She tells the story of being in India, meeting families who had lost everything in that same tsunami. During 2006, she stopped in a small village outside of Pondicherry, and at dusk, visited the home of a disabled man, whose entire sea-side community had been wiped out by the tsunami and relocated the length of a soccer field from the beach. Not much more than a meter tall, the man in his twenties, who supported his extended family by making and repairing nets for nearby fishermen, proudly showed Sara his new house. Built of reinforced concrete, his entire home, elevated above the flood plain, was no larger than the average American living room. As he spun around that single room, delighted to open his home to her, his crutch slid out from under him, and he collapsed flat—face to floor. But Sara says he immediately sprung up off the tile, laughing in undeterred delight. At that moment and others like it, Sara insists, human resilience looked like the eyes of God smiling—the cleanest, clearest face of grace imaginable.
She says that this is the gift her former work offered—the opportunity to watch real people recover, despite disaster and seeming defeat—smiling though they had lost everything—their homes, their families, and sometimes nearly their own lives—grace in the face of it all.
So, yes, I think this same Sara can help strengthen the community we already have in Cuenca—
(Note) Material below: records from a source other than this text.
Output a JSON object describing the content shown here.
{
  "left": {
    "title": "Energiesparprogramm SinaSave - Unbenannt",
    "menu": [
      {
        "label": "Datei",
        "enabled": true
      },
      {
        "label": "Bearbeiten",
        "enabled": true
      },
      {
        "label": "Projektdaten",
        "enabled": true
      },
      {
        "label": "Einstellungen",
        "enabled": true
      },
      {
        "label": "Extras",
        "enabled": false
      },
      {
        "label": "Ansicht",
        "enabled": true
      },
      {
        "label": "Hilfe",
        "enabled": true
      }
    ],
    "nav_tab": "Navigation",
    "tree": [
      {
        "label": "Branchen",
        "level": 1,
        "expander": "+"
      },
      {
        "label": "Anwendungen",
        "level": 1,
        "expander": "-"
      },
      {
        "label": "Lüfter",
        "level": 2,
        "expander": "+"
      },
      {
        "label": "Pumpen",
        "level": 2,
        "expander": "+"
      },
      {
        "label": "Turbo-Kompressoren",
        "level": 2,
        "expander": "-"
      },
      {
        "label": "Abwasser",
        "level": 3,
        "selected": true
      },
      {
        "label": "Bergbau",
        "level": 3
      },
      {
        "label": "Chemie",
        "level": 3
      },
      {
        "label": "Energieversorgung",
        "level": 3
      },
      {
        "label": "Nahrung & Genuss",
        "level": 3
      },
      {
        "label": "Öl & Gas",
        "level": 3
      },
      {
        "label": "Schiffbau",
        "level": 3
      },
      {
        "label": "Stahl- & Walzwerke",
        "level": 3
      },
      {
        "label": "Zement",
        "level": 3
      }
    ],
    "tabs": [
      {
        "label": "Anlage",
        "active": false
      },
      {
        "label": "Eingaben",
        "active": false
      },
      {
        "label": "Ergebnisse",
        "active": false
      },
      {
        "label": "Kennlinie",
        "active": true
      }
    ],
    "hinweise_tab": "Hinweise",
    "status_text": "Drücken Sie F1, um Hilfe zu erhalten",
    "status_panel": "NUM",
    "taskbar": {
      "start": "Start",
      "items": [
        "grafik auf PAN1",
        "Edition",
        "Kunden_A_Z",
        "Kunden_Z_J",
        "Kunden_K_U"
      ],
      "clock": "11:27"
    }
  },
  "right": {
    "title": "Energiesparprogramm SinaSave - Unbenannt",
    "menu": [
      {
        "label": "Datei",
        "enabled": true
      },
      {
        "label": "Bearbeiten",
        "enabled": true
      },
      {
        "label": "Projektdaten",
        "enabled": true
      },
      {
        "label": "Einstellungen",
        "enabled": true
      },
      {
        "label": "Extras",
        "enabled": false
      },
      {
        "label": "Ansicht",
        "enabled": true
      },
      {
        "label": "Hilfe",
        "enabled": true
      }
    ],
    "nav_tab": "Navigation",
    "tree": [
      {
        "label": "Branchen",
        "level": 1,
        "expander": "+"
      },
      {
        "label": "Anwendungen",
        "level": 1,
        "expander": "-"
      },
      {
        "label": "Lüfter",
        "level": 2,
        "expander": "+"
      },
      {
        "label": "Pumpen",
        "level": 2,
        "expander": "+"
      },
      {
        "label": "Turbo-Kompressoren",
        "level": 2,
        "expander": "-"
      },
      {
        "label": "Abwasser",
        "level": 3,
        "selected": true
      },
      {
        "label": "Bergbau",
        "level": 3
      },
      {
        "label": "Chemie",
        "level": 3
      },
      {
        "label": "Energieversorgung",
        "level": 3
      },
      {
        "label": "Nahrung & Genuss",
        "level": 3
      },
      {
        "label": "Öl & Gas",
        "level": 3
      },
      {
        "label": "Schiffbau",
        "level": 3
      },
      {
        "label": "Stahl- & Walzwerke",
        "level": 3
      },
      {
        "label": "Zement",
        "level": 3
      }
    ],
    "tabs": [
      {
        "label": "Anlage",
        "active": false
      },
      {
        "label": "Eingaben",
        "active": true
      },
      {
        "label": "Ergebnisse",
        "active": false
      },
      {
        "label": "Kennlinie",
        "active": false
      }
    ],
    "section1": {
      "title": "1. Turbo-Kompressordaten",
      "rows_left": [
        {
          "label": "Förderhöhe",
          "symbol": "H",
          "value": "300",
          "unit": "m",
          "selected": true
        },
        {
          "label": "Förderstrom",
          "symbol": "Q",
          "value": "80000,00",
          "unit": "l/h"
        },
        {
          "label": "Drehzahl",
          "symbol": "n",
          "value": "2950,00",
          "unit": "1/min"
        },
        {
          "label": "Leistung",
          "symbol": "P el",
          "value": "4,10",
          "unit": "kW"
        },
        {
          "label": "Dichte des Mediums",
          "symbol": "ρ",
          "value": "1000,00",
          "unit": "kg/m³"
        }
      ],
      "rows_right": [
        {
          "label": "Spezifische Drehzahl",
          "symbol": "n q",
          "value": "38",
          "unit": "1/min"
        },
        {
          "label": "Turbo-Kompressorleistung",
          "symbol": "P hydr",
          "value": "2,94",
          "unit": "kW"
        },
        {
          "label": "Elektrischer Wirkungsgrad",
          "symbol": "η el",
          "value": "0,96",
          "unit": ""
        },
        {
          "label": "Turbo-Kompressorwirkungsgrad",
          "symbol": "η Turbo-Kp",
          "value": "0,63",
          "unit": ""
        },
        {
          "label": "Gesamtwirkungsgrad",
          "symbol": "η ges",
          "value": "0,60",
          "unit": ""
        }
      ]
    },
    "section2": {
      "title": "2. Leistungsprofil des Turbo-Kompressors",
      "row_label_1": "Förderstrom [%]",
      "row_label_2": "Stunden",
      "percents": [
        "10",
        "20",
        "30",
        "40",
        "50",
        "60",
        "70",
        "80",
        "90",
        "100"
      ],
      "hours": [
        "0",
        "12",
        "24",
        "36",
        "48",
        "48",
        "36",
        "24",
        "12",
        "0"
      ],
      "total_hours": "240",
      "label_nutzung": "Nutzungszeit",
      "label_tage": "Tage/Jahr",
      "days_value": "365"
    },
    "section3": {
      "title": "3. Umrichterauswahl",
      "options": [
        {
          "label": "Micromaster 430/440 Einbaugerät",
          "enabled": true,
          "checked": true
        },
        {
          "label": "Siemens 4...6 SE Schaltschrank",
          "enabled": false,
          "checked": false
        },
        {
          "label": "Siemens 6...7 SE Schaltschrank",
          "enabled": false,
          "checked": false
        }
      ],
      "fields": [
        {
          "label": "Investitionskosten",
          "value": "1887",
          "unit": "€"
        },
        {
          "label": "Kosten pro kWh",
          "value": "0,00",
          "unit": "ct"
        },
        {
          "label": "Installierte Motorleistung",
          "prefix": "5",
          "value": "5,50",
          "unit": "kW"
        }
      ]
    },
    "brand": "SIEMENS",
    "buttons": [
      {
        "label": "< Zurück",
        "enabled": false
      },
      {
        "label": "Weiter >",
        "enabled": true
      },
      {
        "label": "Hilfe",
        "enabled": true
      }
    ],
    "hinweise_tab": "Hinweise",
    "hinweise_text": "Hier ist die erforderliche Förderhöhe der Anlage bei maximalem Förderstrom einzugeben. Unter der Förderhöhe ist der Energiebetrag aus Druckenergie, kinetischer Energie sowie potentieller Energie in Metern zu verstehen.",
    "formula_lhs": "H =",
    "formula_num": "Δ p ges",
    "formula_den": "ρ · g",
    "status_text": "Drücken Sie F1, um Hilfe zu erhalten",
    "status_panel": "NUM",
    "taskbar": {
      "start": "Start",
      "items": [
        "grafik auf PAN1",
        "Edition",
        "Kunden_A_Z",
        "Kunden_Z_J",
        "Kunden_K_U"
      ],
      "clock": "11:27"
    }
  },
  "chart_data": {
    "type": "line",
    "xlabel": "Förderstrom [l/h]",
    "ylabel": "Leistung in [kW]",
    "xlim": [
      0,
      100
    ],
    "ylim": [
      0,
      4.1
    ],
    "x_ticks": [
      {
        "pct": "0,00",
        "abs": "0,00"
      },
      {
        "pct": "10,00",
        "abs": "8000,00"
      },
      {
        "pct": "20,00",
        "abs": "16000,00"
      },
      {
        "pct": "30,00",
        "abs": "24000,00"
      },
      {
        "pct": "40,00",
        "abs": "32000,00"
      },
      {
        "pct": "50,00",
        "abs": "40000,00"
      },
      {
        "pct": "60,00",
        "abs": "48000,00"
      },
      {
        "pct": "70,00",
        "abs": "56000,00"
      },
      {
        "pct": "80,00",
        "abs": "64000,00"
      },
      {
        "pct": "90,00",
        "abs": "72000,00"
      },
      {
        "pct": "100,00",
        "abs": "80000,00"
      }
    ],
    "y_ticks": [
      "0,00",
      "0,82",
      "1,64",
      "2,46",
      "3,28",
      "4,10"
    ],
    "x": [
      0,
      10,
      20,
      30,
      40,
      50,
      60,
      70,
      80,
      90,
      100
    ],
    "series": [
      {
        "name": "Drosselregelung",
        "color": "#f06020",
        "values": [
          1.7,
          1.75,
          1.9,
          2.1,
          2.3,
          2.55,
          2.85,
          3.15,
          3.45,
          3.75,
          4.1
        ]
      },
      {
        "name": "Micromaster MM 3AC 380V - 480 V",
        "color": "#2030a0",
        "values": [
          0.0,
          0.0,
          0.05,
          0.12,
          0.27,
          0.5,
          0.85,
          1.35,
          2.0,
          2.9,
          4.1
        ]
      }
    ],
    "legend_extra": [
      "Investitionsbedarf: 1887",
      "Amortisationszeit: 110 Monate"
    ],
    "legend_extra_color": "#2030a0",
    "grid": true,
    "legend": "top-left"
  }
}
And it’s in this spirit of ongoing and growing community that Sara invites anyone in Cuenca to join us at ZERO Magazine’s launch party this coming Monday evening, February 23rd, 6:30 to 8:30. The event, free and open to the public, will be held at the Museo Municipal de Arte Moderno, Mariscal Sucre 15-27 and Coronel Talbot (across from Parque de San Sebastian). Guests will enjoy music by the Jazz Society of Ecuador and food catered by the Black Olive Bistro.
So, Sara Coppler, business partner David Johnson, and I extend our hands to each of you. Please join us on Monday evening. Just as Cuenca has been good enough to welcome us to its community, ZERO Magazine welcomes you to its launch party. We welcome you as neighbors. We welcome you as friends.
And remember– ZERO Magazine/Cuenca is, also, an expression of Sara’s own resilience. She sees job loss as opportunity. She sees defeat as more than destiny. Like that little man in India, she mends nets, so that casting them wide brings together a community that is, at once, broadly international and deeply intimate. Here, the disparate many are united in a single catch. After all, at zero latitude, the equator embraces the entire planet. Here, everyone is welcome. Here, expats becomes locals. Here, foreigners become friends.
Note: If you would like to attend ZERO Magazine’s launch party, please RSVP by email to firstname.lastname@example.org –and be sure to tell us the number in your party.
Forgive me for turning off comments on this post. We are so busy preparing for the magazine launch, I don’t have time to respond. Please share and comment on social media. I love you all. Thank you! I will be back soon, I promise.